• [WORK INSTRUCTIONS] The records, repeated exactly and in full, are the expected answer.

• [DATA SHOWN]
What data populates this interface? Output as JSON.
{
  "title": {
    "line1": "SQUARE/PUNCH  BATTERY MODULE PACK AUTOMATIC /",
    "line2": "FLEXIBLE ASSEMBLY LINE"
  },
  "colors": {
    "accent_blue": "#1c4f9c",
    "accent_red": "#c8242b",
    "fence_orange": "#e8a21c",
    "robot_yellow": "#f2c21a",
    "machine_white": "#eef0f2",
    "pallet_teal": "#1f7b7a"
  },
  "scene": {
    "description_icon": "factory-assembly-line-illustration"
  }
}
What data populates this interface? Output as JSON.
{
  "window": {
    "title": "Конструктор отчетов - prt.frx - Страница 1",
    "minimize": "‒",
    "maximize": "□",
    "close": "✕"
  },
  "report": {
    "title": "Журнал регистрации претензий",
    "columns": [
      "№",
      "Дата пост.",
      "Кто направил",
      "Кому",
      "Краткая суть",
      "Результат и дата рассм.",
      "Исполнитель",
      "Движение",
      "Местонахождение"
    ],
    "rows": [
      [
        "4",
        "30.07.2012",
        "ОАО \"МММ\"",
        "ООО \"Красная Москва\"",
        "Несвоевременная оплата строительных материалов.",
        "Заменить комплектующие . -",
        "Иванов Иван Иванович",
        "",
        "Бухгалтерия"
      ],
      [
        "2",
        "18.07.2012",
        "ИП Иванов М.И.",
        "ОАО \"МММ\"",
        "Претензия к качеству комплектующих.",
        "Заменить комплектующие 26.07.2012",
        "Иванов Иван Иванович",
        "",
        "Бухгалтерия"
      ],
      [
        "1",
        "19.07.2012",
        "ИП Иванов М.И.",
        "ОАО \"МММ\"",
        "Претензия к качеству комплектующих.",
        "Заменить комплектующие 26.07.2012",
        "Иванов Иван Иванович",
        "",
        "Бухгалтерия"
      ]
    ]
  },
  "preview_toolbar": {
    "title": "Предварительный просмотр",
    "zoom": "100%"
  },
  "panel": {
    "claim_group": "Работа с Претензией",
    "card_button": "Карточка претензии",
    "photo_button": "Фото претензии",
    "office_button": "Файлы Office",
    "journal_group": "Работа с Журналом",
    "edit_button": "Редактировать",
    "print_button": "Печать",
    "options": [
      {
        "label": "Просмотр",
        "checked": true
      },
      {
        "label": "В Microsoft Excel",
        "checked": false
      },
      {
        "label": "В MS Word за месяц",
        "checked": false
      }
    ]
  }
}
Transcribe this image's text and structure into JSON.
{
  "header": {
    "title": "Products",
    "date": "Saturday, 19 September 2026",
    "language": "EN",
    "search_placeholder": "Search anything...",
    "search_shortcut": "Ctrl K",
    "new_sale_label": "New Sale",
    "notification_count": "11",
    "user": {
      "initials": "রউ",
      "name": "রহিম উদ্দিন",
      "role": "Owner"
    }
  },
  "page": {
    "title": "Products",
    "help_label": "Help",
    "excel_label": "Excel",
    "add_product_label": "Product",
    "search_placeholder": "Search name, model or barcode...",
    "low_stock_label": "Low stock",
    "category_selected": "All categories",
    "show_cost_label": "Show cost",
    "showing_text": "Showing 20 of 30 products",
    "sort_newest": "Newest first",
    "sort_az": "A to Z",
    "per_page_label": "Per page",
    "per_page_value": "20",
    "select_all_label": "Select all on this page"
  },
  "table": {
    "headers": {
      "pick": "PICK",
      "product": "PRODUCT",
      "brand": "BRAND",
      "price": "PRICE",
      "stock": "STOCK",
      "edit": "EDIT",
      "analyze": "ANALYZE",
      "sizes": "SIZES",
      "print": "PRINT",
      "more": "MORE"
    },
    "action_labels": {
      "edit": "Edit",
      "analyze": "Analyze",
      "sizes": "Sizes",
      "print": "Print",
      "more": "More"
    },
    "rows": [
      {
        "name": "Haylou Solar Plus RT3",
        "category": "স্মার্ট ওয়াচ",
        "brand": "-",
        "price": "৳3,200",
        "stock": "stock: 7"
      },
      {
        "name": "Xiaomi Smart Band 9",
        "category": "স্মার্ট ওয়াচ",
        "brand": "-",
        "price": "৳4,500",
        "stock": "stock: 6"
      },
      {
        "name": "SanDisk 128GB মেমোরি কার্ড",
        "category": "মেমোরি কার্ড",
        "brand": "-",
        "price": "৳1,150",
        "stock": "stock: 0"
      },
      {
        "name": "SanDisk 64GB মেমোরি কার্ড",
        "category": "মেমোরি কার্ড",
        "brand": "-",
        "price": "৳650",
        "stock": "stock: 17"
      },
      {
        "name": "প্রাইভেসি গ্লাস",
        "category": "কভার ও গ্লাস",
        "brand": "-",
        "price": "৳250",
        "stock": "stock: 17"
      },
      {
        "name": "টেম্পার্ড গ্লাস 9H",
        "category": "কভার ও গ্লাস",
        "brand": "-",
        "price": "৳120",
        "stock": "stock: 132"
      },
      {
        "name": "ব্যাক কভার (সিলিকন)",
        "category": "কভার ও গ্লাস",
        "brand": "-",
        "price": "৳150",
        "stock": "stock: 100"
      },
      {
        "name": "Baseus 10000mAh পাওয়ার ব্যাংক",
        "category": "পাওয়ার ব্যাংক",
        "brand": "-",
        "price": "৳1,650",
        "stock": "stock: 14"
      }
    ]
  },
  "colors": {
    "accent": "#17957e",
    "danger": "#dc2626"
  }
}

• [RESPONSE TO THIS EXERCISE]
What data populates this interface? Output as JSON.
{
  "title": {
    "line1": "SQUARE/PUNCH  BATTERY MODULE PACK AUTOMATIC /",
    "line2": "FLEXIBLE ASSEMBLY LINE"
  },
  "colors": {
    "accent_blue": "#1c4f9c",
    "accent_red": "#c8242b",
    "fence_orange": "#e8a21c",
    "robot_yellow": "#f2c21a",
    "machine_white": "#eef0f2",
    "pallet_teal": "#1f7b7a"
  },
  "scene": {
    "description_icon": "factory-assembly-line-illustration"
  }
}
What data populates this interface? Output as JSON.
{
  "window": {
    "title": "Конструктор отчетов - prt.frx - Страница 1",
    "minimize": "‒",
    "maximize": "□",
    "close": "✕"
  },
  "report": {
    "title": "Журнал регистрации претензий",
    "columns": [
      "№",
      "Дата пост.",
      "Кто направил",
      "Кому",
      "Краткая суть",
      "Результат и дата рассм.",
      "Исполнитель",
      "Движение",
      "Местонахождение"
    ],
    "rows": [
      [
        "4",
        "30.07.2012",
        "ОАО \"МММ\"",
        "ООО \"Красная Москва\"",
        "Несвоевременная оплата строительных материалов.",
        "Заменить комплектующие . -",
        "Иванов Иван Иванович",
        "",
        "Бухгалтерия"
      ],
      [
        "2",
        "18.07.2012",
        "ИП Иванов М.И.",
        "ОАО \"МММ\"",
        "Претензия к качеству комплектующих.",
        "Заменить комплектующие 26.07.2012",
        "Иванов Иван Иванович",
        "",
        "Бухгалтерия"
      ],
      [
        "1",
        "19.07.2012",
        "ИП Иванов М.И.",
        "ОАО \"МММ\"",
        "Претензия к качеству комплектующих.",
        "Заменить комплектующие 26.07.2012",
        "Иванов Иван Иванович",
        "",
        "Бухгалтерия"
      ]
    ]
  },
  "preview_toolbar": {
    "title": "Предварительный просмотр",
    "zoom": "100%"
  },
  "panel": {
    "claim_group": "Работа с Претензией",
    "card_button": "Карточка претензии",
    "photo_button": "Фото претензии",
    "office_button": "Файлы Office",
    "journal_group": "Работа с Журналом",
    "edit_button": "Редактировать",
    "print_button": "Печать",
    "options": [
      {
        "label": "Просмотр",
        "checked": true
      },
      {
        "label": "В Microsoft Excel",
        "checked": false
      },
      {
        "label": "В MS Word за месяц",
        "checked": false
      }
    ]
  }
}
Transcribe this image's text and structure into JSON.
{
  "header": {
    "title": "Products",
    "date": "Saturday, 19 September 2026",
    "language": "EN",
    "search_placeholder": "Search anything...",
    "search_shortcut": "Ctrl K",
    "new_sale_label": "New Sale",
    "notification_count": "11",
    "user": {
      "initials": "রউ",
      "name": "রহিম উদ্দিন",
      "role": "Owner"
    }
  },
  "page": {
    "title": "Products",
    "help_label": "Help",
    "excel_label": "Excel",
    "add_product_label": "Product",
    "search_placeholder": "Search name, model or barcode...",
    "low_stock_label": "Low stock",
    "category_selected": "All categories",
    "show_cost_label": "Show cost",
    "showing_text": "Showing 20 of 30 products",
    "sort_newest": "Newest first",
    "sort_az": "A to Z",
    "per_page_label": "Per page",
    "per_page_value": "20",
    "select_all_label": "Select all on this page"
  },
  "table": {
    "headers": {
      "pick": "PICK",
      "product": "PRODUCT",
      "brand": "BRAND",
      "price": "PRICE",
      "stock": "STOCK",
      "edit": "EDIT",
      "analyze": "ANALYZE",
      "sizes": "SIZES",
      "print": "PRINT",
      "more": "MORE"
    },
    "action_labels": {
      "edit": "Edit",
      "analyze": "Analyze",
      "sizes": "Sizes",
      "print": "Print",
      "more": "More"
    },
    "rows": [
      {
        "name": "Haylou Solar Plus RT3",
        "category": "স্মার্ট ওয়াচ",
        "brand": "-",
        "price": "৳3,200",
        "stock": "stock: 7"
      },
      {
        "name": "Xiaomi Smart Band 9",
        "category": "স্মার্ট ওয়াচ",
        "brand": "-",
        "price": "৳4,500",
        "stock": "stock: 6"
      },
      {
        "name": "SanDisk 128GB মেমোরি কার্ড",
        "category": "মেমোরি কার্ড",
        "brand": "-",
        "price": "৳1,150",
        "stock": "stock: 0"
      },
      {
        "name": "SanDisk 64GB মেমোরি কার্ড",
        "category": "মেমোরি কার্ড",
        "brand": "-",
        "price": "৳650",
        "stock": "stock: 17"
      },
      {
        "name": "প্রাইভেসি গ্লাস",
        "category": "কভার ও গ্লাস",
        "brand": "-",
        "price": "৳250",
        "stock": "stock: 17"
      },
      {
        "name": "টেম্পার্ড গ্লাস 9H",
        "category": "কভার ও গ্লাস",
        "brand": "-",
        "price": "৳120",
        "stock": "stock: 132"
      },
      {
        "name": "ব্যাক কভার (সিলিকন)",
        "category": "কভার ও গ্লাস",
        "brand": "-",
        "price": "৳150",
        "stock": "stock: 100"
      },
      {
        "name": "Baseus 10000mAh পাওয়ার ব্যাংক",
        "category": "পাওয়ার ব্যাংক",
        "brand": "-",
        "price": "৳1,650",
        "stock": "stock: 14"
      }
    ]
  },
  "colors": {
    "accent": "#17957e",
    "danger": "#dc2626"
  }
}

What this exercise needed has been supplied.